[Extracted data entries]

● ● ● ● ●

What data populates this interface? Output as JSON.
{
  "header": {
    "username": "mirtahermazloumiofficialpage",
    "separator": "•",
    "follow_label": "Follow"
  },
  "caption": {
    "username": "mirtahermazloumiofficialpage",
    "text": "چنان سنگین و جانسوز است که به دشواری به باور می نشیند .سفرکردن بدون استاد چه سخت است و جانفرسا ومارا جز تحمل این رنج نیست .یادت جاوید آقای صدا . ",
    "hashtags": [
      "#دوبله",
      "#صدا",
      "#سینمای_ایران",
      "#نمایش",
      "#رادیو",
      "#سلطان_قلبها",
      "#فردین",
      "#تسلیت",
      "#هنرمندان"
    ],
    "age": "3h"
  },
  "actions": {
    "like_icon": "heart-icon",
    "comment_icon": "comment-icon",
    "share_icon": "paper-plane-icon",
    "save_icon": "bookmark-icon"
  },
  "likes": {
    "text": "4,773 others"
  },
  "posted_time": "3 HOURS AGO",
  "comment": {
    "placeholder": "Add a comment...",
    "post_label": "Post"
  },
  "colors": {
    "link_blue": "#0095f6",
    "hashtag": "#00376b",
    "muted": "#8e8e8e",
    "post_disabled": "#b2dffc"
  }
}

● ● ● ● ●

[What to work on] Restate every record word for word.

[Task solution]
What data populates this interface? Output as JSON.
{
  "header": {
    "username": "mirtahermazloumiofficialpage",
    "separator": "•",
    "follow_label": "Follow"
  },
  "caption": {
    "username": "mirtahermazloumiofficialpage",
    "text": "چنان سنگین و جانسوز است که به دشواری به باور می نشیند .سفرکردن بدون استاد چه سخت است و جانفرسا ومارا جز تحمل این رنج نیست .یادت جاوید آقای صدا . ",
    "hashtags": [
      "#دوبله",
      "#صدا",
      "#سینمای_ایران",
      "#نمایش",
      "#رادیو",
      "#سلطان_قلبها",
      "#فردین",
      "#تسلیت",
      "#هنرمندان"
    ],
    "age": "3h"
  },
  "actions": {
    "like_icon": "heart-icon",
    "comment_icon": "comment-icon",
    "share_icon": "paper-plane-icon",
    "save_icon": "bookmark-icon"
  },
  "likes": {
    "text": "4,773 others"
  },
  "posted_time": "3 HOURS AGO",
  "comment": {
    "placeholder": "Add a comment...",
    "post_label": "Post"
  },
  "colors": {
    "link_blue": "#0095f6",
    "hashtag": "#00376b",
    "muted": "#8e8e8e",
    "post_disabled": "#b2dffc"
  }
}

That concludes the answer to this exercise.